I’m subscribed to the Wordsmith Word-a-day mailing list. I like a bunch of them, but rarely use them. I’m keeping ones I like here as a reference for myself.
This past weeks words were all religious. I liked one particular:
eremite (AIR-uh-myt) noun
A recluse, especially for religious reasons.
[From Latin eremita, from Greek eremia (desert), from eremos (solitary).]
I hadn’t known that the word “hermit” was based off of a different word.
Before that, the subject was fear and desire. I often I have this desire.
onomatomania (on-uh-mat-uh-MAY-nee-uh) noun
An obsession with particular words or names and desire to recall or repeat
[Via Latin, from Greek onoma (name) + -mania (excessive enthusiasm or craze).]
I like this from reading Baudrillard’s Simulacra and Simulation.
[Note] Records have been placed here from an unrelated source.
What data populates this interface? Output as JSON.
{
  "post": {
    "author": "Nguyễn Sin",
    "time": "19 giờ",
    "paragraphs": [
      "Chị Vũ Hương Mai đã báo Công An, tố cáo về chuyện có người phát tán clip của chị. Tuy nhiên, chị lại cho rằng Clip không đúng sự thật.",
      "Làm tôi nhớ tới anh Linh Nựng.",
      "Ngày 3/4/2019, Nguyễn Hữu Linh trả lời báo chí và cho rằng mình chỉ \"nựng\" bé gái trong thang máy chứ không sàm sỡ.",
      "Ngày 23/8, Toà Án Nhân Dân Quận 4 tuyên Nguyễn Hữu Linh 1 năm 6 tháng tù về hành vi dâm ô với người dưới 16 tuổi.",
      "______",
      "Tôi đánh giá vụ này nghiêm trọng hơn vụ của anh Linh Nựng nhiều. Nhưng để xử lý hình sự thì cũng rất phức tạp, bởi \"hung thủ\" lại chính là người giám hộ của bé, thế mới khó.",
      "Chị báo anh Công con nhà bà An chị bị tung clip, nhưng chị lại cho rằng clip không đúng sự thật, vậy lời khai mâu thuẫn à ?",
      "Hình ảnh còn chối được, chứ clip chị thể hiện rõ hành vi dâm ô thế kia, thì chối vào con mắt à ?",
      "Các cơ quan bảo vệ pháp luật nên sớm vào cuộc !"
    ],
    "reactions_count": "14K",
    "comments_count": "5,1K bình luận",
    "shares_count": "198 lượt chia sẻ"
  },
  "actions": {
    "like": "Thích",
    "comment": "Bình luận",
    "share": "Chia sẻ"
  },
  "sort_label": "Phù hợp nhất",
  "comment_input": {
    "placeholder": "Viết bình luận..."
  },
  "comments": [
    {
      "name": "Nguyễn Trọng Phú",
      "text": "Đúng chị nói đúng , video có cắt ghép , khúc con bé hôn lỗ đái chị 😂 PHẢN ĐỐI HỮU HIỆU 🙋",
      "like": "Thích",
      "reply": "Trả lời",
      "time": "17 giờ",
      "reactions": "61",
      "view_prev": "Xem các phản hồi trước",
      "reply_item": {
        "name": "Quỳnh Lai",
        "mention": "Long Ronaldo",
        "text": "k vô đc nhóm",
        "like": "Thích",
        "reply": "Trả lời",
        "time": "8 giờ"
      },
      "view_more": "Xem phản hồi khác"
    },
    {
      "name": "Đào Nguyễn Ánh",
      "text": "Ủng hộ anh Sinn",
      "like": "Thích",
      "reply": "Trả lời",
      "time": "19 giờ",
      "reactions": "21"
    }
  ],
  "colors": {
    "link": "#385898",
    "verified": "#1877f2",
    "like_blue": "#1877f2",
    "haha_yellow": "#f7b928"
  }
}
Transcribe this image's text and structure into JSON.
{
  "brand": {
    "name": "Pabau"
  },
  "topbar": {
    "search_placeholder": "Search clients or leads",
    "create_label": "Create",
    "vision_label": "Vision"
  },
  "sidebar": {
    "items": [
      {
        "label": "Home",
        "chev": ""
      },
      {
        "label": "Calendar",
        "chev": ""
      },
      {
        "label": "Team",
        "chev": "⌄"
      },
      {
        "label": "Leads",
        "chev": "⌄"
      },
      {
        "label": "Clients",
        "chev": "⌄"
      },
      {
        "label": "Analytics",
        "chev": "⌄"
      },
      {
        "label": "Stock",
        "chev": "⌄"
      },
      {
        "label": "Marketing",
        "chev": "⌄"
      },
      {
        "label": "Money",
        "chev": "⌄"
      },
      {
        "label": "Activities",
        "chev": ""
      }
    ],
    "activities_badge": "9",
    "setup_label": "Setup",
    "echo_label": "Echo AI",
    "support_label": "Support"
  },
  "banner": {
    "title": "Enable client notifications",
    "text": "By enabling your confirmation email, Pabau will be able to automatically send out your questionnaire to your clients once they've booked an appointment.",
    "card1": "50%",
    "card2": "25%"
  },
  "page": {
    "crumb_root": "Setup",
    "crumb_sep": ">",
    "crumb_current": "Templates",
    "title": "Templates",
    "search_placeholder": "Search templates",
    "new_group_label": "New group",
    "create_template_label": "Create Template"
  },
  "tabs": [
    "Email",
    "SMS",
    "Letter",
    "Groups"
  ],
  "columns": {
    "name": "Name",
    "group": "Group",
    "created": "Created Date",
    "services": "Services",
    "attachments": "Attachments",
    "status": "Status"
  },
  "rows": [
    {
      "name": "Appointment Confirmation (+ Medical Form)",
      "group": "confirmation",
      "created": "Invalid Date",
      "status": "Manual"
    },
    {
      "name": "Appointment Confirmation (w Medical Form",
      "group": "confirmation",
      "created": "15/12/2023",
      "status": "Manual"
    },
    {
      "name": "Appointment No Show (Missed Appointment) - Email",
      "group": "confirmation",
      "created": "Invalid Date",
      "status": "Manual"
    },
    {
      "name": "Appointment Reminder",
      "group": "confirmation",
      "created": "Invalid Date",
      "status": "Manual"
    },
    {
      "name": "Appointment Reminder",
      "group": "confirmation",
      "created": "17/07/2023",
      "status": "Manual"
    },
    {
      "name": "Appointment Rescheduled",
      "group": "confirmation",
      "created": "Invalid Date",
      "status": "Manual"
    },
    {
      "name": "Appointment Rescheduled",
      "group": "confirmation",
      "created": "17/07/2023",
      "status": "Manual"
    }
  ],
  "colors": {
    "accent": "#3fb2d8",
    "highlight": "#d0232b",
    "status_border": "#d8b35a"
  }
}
I don’t know if I understood a word of it, but it left an impression.
simulacrum (sim-yuh-LAY-krum) noun
1. An image or representation.
2. A vague resemblance to something.
[From Latin simulare (to simulate), from similis (like). Ultimately from
the Indo-European root sem- (one) that is also the source of simultaneous,
assemble, simple, Sanskrit sandhi (union), Russian samovar (a metal urn,
literally, self-boiler), and Greek hamadryad (a wood nymph, who lives in
a tree and dies when it dies).]
Something I fear being.
nihilarian (nih-i-LAR-ee-uhn) noun
One who does useless work.
[From Latin nihil (nothing).]
“You may find yourself worrying that you’re turning into a nihilarian.”
Sian Prior; Ineffable; The Age (Melbourne, Australia); Dec 16, 2002.
A word using roots of a word I’m familiar with
cacography (kuh-KOG-ruh-fee) noun
1. Bad handwriting.
2. Incorrect spelling.
[From caco- (bad), from Greek kakos (bad) + -graphy (writing). Caco is
ultimately from the Indo-European root kakka-/kaka- (to defecate) which
also gave us poppycock, cacophony, and cucking stool
http://en.wikipedia.org/wiki/Cucking_stool . Opposites of today’s word are
calligraphy (beautiful handwriting) and orthography (correct spelling).
A related word is cacology http://wordsmith.org/words/cacology.html ]
dibs (dibz) noun
The right or claim on something.
[From shortening of dibstones, a children’s game played with pebbles.]